The second incident occurred a few years ago at one of the rapids on the Umko River.
I had only started paddling a few months prior to the incident so I wasn’t familiar with the most of the paddlers who paddle the Umko.
Shortly after acquiring my river proficiency I completed a Swiftwater course with the aforementioned legend of the Umko, Rob Hill.
When the club made it known that they needed safety marshals for the Number 8 to Josephine’s Canoe race, I had volunteered to perform marshalling duties for the Kingfisher Canoe club’s Number 8 to Josephine’s race.
I was assigned to marshal at a rapid named Devil’s toilet.

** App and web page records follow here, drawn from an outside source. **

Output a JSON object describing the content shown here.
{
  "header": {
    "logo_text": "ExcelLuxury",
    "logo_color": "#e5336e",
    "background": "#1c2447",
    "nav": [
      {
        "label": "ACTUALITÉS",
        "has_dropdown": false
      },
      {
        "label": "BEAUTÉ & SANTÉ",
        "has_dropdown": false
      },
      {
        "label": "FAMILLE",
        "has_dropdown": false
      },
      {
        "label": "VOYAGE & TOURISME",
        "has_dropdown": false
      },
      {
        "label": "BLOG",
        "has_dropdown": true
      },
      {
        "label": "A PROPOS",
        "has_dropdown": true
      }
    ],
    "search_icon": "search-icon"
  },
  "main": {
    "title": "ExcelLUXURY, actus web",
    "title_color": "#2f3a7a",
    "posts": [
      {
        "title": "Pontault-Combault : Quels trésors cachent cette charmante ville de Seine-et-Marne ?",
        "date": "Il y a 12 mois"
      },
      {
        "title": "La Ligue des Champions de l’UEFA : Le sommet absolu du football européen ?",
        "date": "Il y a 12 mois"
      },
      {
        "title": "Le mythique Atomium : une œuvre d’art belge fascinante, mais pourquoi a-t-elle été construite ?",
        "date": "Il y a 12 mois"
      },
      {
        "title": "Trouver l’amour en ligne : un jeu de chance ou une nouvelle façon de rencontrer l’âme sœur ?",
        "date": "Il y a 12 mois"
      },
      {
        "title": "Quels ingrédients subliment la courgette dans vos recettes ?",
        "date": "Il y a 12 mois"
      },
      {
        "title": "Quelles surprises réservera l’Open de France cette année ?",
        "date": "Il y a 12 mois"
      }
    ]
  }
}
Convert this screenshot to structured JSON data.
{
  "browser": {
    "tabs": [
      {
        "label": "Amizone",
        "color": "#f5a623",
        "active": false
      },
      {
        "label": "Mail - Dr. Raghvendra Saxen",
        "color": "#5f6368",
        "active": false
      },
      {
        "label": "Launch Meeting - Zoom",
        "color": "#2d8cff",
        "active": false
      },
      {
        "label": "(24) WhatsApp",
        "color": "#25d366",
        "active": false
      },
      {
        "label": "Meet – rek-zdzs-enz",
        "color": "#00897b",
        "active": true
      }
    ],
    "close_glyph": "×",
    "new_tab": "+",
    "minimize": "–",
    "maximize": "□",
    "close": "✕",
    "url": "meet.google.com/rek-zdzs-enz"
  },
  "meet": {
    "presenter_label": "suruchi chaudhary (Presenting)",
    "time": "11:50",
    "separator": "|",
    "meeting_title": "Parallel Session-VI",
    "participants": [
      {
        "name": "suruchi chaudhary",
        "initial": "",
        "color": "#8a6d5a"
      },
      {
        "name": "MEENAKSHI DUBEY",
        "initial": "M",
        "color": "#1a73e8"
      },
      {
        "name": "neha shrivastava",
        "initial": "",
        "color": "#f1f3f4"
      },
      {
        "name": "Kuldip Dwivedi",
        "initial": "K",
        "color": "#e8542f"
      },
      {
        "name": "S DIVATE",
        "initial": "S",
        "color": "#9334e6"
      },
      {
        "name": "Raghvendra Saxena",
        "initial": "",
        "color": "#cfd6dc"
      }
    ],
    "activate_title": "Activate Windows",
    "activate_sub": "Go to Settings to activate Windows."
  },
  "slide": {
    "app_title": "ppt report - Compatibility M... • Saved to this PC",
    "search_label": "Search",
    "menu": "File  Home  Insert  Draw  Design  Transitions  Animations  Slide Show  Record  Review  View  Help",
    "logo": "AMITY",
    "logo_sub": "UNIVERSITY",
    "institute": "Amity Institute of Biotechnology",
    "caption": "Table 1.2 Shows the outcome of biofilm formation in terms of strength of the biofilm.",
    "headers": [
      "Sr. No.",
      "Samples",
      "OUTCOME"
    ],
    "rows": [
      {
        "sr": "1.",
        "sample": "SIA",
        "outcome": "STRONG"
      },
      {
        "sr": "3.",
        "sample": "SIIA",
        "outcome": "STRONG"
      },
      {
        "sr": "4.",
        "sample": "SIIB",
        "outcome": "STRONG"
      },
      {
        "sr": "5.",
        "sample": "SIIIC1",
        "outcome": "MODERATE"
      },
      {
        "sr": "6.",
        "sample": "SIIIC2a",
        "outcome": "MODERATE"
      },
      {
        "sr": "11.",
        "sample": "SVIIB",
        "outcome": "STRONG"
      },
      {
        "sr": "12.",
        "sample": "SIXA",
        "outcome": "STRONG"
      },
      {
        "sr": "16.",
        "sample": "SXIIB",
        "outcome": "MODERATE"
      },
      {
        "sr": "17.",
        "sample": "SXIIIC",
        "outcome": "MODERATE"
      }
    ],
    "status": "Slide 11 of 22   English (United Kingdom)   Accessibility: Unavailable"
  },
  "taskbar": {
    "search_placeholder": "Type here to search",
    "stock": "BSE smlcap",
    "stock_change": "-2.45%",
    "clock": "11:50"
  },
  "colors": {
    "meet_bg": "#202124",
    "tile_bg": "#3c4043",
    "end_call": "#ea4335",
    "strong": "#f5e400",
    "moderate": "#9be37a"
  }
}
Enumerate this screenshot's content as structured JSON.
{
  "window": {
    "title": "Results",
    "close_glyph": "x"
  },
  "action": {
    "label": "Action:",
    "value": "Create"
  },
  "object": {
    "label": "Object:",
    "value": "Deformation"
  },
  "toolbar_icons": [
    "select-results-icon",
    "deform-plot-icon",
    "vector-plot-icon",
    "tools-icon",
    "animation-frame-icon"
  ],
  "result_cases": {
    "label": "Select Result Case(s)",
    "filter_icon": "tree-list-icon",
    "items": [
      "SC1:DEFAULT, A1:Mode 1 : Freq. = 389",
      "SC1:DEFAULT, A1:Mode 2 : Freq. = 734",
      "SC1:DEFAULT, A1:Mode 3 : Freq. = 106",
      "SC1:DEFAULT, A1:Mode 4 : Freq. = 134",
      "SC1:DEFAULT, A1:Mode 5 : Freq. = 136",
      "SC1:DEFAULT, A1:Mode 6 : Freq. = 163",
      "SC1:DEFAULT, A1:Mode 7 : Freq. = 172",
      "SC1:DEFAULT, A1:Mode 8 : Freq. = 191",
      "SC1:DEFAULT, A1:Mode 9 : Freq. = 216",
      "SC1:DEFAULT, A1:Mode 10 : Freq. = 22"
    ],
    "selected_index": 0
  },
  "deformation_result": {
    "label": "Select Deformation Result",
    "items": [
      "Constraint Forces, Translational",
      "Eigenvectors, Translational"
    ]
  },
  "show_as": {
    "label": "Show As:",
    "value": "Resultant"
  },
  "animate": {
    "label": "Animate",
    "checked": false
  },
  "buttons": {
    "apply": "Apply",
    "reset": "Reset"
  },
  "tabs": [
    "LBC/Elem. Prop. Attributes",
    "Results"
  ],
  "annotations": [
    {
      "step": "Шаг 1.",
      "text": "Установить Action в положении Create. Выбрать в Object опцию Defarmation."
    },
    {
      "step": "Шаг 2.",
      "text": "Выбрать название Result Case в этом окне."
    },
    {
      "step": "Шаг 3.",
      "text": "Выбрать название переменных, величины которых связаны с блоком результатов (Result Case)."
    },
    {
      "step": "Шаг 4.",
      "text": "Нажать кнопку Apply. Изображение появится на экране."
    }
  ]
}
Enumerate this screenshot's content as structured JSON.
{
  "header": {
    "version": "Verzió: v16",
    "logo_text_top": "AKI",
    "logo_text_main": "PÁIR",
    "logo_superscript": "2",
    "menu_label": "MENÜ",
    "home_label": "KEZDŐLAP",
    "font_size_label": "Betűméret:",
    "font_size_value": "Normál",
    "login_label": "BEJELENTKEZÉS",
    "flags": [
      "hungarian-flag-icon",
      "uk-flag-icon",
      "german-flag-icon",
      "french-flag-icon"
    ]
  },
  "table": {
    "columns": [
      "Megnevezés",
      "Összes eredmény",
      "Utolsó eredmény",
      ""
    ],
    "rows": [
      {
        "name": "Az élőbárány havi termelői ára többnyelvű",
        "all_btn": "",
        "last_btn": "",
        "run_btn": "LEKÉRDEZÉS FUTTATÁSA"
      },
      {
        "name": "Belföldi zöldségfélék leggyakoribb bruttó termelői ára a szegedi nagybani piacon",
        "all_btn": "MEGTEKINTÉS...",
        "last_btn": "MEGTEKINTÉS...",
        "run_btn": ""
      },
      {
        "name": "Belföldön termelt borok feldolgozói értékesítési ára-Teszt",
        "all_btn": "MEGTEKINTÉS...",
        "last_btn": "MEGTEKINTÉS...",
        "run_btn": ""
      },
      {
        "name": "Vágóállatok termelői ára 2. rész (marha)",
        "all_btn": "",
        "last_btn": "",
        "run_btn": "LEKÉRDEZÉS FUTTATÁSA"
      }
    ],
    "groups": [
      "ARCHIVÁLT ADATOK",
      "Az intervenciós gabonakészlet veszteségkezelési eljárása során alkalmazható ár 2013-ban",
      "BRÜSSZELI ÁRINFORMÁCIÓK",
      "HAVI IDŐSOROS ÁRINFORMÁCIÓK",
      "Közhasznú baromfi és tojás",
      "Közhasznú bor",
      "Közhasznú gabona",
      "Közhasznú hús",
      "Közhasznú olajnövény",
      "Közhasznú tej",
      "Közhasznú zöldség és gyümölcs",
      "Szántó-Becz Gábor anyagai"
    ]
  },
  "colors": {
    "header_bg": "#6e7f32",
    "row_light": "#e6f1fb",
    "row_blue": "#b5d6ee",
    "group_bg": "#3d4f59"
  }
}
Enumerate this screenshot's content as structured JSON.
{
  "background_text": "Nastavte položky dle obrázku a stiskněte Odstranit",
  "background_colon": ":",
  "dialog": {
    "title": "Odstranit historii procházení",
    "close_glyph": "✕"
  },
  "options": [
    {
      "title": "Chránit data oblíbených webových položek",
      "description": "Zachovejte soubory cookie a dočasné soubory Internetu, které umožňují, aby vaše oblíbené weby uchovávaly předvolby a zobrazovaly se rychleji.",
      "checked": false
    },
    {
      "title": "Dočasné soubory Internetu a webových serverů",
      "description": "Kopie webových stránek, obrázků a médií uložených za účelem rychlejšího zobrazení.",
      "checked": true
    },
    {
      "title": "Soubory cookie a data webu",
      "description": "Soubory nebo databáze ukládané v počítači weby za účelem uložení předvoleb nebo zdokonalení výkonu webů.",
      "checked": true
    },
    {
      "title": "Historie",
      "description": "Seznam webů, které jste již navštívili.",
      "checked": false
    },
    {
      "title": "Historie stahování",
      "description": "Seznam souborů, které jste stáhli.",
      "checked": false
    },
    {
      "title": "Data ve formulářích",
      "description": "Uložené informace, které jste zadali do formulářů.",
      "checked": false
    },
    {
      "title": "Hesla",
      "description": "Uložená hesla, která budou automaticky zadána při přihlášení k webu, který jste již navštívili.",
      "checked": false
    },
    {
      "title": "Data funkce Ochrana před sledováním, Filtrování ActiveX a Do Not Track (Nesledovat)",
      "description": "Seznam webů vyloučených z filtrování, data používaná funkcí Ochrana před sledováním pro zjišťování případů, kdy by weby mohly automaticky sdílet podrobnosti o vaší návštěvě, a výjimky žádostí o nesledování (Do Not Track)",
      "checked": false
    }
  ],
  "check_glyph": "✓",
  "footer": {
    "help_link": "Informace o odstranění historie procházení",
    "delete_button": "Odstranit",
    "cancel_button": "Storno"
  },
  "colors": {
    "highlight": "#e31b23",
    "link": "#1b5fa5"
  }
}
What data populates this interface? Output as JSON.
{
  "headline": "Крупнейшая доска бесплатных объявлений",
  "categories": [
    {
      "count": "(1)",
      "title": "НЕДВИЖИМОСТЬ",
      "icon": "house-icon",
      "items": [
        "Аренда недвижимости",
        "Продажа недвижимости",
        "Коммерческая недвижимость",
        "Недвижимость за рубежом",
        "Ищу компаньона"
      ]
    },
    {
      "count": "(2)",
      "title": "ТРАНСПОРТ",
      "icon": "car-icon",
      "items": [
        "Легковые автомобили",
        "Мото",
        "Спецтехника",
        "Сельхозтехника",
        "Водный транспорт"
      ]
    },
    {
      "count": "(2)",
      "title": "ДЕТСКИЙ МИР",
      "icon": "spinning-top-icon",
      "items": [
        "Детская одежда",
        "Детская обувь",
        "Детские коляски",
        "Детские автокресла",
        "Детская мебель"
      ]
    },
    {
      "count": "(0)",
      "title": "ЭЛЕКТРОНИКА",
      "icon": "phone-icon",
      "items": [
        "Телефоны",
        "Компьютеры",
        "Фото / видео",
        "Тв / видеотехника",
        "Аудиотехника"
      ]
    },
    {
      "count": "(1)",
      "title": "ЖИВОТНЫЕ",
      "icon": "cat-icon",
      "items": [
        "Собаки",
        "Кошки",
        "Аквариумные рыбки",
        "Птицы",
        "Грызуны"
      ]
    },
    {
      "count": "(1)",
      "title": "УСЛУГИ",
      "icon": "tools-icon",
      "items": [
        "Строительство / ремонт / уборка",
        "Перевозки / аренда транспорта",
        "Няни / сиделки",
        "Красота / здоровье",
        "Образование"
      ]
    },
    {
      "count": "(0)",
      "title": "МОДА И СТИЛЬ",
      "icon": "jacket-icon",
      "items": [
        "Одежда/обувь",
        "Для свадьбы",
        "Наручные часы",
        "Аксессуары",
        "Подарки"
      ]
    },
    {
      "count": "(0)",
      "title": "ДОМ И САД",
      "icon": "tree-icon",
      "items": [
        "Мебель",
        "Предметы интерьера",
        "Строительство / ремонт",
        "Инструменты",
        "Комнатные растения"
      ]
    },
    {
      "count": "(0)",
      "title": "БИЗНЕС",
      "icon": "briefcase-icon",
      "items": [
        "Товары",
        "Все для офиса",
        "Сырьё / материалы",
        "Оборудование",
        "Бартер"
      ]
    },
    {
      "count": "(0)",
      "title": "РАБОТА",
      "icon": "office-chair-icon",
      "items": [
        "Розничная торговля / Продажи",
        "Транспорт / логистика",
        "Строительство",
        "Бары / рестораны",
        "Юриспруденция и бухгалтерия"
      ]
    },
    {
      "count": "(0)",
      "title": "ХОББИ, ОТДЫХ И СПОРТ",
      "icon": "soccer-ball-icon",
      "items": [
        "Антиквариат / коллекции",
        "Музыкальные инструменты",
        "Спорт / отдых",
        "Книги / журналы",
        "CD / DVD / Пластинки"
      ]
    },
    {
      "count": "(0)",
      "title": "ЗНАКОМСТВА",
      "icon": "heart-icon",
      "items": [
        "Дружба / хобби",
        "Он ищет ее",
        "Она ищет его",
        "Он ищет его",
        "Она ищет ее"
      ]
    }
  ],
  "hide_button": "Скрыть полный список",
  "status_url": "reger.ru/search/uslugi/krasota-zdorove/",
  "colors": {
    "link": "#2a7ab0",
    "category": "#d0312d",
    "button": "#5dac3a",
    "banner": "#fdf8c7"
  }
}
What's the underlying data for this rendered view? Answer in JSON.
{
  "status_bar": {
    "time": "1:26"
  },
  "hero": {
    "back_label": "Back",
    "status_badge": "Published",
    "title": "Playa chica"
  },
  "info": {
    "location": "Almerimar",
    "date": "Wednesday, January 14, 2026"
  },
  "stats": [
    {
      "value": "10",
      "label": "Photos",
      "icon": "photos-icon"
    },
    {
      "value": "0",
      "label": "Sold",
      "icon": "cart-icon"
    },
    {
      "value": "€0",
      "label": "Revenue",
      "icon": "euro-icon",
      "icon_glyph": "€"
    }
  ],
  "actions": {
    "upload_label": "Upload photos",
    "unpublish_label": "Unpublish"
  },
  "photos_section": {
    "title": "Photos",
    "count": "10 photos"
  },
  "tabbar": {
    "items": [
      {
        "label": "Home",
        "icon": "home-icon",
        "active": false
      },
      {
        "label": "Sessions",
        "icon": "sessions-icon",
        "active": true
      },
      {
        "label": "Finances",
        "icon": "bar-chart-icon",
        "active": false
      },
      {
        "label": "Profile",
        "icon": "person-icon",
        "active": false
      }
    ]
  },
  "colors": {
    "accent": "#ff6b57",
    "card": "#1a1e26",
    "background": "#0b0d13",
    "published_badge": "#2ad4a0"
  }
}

The river level was at about 1,4 meters.
At that level I was kept very busy with my throw-bag, dragging paddlers from the centre of the river to where I was standing, which was about 30 meters downstream from the rapid, on river left.
Aside from the paddlers there was also an assortment of canoes and paddles that came floating down the river from the rapid.
I managed to grab some of the canoes and paddles as they came floating past me.
You can imagine my surprise when one of the paddles I grabbed from the river had an arm still attached to it!!
I was instantaneously horrified and at the same time awed at the power of the mighty Umko rapids that they could sever a paddler’s arm.
Fortunately my horror and aware were short-lived as another Umko legend, Jan De Neef, came floating past me calling for his artificial arm and paddle.
This time it was me who felt embarrassed that I had assumed that paddling was the exclusive domain of the able-bodied.
Since this incident I have come to know and hugely respect Jan for his dedication and commitment to the wonderful sport of river paddling.
He has introduced and given guidance to many novice paddlers….myself included…and he has certainly not let the loss of one his limbs affect his paddling or his enthusiasm.
He is, in my opinion, a worthy ambassadors of our sport and another legend of the Umko and paddling in general.